For weeks, Democratic senators have been crafting a filibuster reform package that, if it resembles the reforms embraced by Majority Leader Harry Reid (D-NV), will include reforms that prevent the minority from imposing hours of needless delay every time a new nominee is confirmed, and which will also include the so-called “talking filibuster” that requires supporters of a filibuster to speak on the floor in order to maintain it.

Opponents of reform have now offered a counterproposal — and, according to Sen. Lamar Alexander (R-TN), it essentially amounts to doing nothing:

Alexander, emerging from a bipartisan meeting of reform opponents held this morning in Kyl’s office, said that the proposal would limit the use of the filibuster in some cases, such as on a motion to proceed to debate, and also include provisions allowing for amendments for the minority.

“We have so many new members of the Senate, about half of the senators have never seen the Senate work properly because they’ve only been here five or six years,” Alexander said. “So we’re trying to get back to the days when the motion to proceed wasn’t used to block so many bills and when the majority leader allowed senators to offer almost any amendment. Most of that has to be established by practice, by good behavior, rather than by changing the rules.”

By limiting filibusters on motions to proceed, this proposal will restrict the minority from effectively filibustering the same bill twice, but it does nothing to prevent the minority from filibustering any bill they can filibuster now. It also does nothing to prevent widespread obstruction of judicial and other nominees. And it does nothing to discourage senators from filibustering routine bills or uncontroversial nominees simply to delay or to gain leverage. If this counterproposal passes in lieu of the more meaningful proposals endorsed by Sen. Reid and others, it will mean that Minority Leader Mitch McConnell (R-KY) will remain the king of the Senate, and senators in the majority will still need to beg his permission in order to accomplish anything.


And any senator who votes in favor of this counterproposal and against the more substantial proposals on the table is voting to give McConnell that power.


A copy of the counterproposal is now available here. Although the full proposal is broader than Sen. Alexander’s previous statement suggested it is still very unambitious in scope. The main components of the counterproposal are:

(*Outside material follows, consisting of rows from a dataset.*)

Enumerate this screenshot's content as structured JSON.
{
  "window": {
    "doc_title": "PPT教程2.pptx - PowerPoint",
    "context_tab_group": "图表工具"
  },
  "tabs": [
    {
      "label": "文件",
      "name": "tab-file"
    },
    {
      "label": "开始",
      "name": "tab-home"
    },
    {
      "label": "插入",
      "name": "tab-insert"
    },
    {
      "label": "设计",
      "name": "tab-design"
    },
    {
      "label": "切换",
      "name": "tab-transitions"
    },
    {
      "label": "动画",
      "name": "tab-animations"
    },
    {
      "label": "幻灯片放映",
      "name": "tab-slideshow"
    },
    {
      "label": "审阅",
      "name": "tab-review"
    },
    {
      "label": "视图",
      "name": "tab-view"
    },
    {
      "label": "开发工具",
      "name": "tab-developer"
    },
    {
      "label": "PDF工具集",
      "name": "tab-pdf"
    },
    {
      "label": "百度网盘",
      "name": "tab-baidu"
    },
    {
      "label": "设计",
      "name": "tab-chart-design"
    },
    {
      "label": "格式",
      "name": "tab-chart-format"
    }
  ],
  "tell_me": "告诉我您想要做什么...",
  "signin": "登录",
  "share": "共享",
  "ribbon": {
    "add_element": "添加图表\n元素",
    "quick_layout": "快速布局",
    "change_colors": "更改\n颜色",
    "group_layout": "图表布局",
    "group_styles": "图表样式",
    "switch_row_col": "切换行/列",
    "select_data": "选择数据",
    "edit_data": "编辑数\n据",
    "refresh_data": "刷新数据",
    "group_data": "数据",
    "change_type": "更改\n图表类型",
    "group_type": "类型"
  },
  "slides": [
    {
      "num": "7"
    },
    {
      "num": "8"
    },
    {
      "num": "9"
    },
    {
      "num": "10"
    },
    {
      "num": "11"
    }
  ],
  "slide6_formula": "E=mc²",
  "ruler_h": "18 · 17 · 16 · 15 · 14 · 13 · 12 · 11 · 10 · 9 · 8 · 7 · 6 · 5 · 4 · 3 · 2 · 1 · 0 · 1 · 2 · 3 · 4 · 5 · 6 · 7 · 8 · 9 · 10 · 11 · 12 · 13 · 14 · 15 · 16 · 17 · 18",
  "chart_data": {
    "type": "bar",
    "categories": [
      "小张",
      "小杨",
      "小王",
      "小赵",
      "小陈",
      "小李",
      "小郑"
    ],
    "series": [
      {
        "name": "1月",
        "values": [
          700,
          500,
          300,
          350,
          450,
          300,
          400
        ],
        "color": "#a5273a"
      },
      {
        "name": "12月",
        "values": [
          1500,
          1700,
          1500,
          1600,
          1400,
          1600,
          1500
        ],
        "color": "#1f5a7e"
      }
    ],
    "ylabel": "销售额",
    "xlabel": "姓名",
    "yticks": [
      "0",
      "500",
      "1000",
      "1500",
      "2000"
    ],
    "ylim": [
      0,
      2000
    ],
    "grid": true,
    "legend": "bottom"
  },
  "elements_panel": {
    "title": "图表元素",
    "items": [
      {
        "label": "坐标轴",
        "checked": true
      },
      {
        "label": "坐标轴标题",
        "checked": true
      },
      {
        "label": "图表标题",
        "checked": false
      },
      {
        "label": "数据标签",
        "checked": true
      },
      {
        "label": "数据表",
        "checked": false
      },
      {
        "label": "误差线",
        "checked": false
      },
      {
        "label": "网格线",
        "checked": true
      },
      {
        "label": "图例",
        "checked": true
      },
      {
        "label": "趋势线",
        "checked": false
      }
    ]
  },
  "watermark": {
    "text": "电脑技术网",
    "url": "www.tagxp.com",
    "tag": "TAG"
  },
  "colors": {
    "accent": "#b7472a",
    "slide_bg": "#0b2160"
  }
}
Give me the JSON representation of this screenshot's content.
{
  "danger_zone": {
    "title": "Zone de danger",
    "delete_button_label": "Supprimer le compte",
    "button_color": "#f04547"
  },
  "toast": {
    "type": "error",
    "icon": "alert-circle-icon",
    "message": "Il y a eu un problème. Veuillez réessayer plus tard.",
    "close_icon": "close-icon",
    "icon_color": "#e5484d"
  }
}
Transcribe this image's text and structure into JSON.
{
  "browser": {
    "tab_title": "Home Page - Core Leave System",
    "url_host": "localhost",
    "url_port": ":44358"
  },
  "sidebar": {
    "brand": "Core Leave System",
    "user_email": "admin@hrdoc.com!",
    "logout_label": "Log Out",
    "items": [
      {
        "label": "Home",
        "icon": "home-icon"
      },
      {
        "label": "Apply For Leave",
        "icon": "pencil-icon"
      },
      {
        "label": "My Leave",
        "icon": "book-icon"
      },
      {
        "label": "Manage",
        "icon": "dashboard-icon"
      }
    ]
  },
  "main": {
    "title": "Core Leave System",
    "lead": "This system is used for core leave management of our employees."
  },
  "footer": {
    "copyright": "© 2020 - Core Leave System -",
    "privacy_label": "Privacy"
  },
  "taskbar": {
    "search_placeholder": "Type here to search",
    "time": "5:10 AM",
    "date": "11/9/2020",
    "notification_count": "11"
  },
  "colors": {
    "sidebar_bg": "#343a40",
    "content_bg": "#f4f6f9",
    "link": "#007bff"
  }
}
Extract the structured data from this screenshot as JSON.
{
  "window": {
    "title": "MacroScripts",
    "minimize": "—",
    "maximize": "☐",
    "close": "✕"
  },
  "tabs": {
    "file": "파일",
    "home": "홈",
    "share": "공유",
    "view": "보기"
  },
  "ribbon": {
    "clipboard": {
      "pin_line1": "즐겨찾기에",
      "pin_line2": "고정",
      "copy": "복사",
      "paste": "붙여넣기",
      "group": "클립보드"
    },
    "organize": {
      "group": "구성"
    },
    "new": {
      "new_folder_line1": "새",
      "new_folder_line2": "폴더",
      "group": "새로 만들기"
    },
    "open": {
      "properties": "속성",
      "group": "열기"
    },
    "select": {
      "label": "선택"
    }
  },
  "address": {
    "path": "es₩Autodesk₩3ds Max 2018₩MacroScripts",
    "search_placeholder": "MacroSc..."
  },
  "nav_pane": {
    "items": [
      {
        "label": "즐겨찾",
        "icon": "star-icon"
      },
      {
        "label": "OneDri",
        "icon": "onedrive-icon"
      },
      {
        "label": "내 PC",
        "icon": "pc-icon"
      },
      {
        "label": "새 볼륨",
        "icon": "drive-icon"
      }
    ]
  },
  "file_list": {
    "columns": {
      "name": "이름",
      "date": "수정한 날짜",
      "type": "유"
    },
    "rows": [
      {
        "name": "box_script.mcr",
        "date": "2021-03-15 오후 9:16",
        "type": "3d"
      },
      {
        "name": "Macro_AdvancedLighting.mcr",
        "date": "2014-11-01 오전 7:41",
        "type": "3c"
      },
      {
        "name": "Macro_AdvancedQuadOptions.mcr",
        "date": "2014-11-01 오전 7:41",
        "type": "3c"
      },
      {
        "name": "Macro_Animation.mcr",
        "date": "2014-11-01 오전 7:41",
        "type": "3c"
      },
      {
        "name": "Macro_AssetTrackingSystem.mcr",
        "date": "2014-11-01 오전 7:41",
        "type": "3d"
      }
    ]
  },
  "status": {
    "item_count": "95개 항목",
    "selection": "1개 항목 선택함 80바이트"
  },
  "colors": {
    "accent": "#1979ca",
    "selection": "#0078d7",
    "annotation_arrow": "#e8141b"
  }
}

  • Shifting Power To Mitch McConnell: The counterproposal provides that when the Majority Leader, the Minority Leader and five other senators from each party support allowing debate to begin on a bill, then the minority loses most of its ability to force time to be wasted once 60 senators agree to break a filibuster. The upshot of this is that a handful of rogue senators will no longer be able to force much of the needless delay they are able to do so now — but only if the Minority Leader signs on to taking away their power. In other words, it is a transfer of power from Tea Party Sen. Mike Lee (R-UT) to Minority Leader Mitch McConnell.
  • Some Streamlining Of Nominations: The amount of delay minority senators can force after a filibuster is broken on district court nominees is reduced from 30 hours to 2 hours, and it is eliminated entirely for sub-cabinet officials in the executive branch. Obstructionists can still force the full 30 hours of delay for court of appeals judges, cabinet-level officers, or Supreme Court justices. This is the most significant part of the counterproposal, and would be a real improvement over the status quo on confirmations — even if there is no good reason why cabinet officials and judges should be subject to needless delay.
  • Good For Two Years Only: The counterproposal’s minor reforms are enacted through a “standing order” not an actual change to the Senate Rules. It also provides that many of its reform “would sunset at the end of the 113th Congress,” although the counterproposal is somewhat ambiguous as to whether this sunset would apply to the streamlining of nominees.